Every picture should be left out, but the lines below must be repeated exactly.

(Component data from apps and pages)
══════

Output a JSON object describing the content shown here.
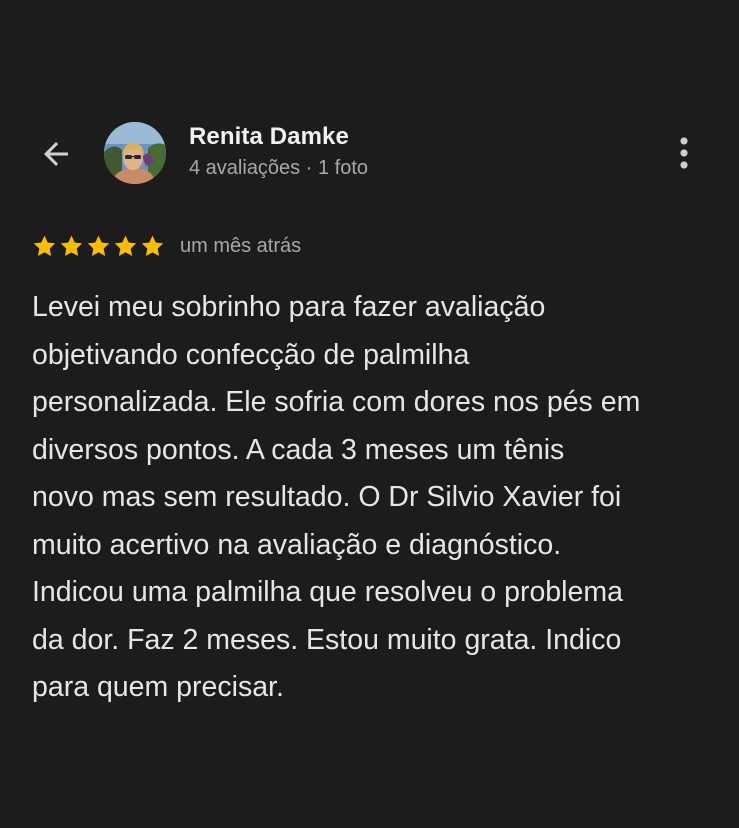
{
  "review": {
    "author_name": "Renita Damke",
    "author_meta": "4 avaliações · 1 foto",
    "rating": 5,
    "rating_max": 5,
    "date": "um mês atrás",
    "text_lines": [
      "Levei meu sobrinho para fazer avaliação",
      "objetivando confecção de palmilha",
      "personalizada. Ele sofria com dores nos pés em",
      "diversos pontos. A cada 3 meses um tênis",
      "novo mas sem resultado. O Dr Silvio Xavier foi",
      "muito acertivo na avaliação e diagnóstico.",
      "Indicou uma palmilha que resolveu o problema",
      "da dor. Faz 2 meses. Estou muito grata. Indico",
      "para quem precisar."
    ]
  },
  "icons": {
    "back": "arrow-back-icon",
    "more": "more-vertical-icon",
    "star": "star-icon"
  },
  "colors": {
    "background": "#1c1c1c",
    "star": "#fbbc04",
    "primary_text": "#e6e6e6",
    "secondary_text": "#a8a8a8"
  }
}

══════

#### [Completed task]
Output a JSON object describing the content shown here.
{
  "review": {
    "author_name": "Renita Damke",
    "author_meta": "4 avaliações · 1 foto",
    "rating": 5,
    "rating_max": 5,
    "date": "um mês atrás",
    "text_lines": [
      "Levei meu sobrinho para fazer avaliação",
      "objetivando confecção de palmilha",
      "personalizada. Ele sofria com dores nos pés em",
      "diversos pontos. A cada 3 meses um tênis",
      "novo mas sem resultado. O Dr Silvio Xavier foi",
      "muito acertivo na avaliação e diagnóstico.",
      "Indicou uma palmilha que resolveu o problema",
      "da dor. Faz 2 meses. Estou muito grata. Indico",
      "para quem precisar."
    ]
  },
  "icons": {
    "back": "arrow-back-icon",
    "more": "more-vertical-icon",
    "star": "star-icon"
  },
  "colors": {
    "background": "#1c1c1c",
    "star": "#fbbc04",
    "primary_text": "#e6e6e6",
    "secondary_text": "#a8a8a8"
  }
}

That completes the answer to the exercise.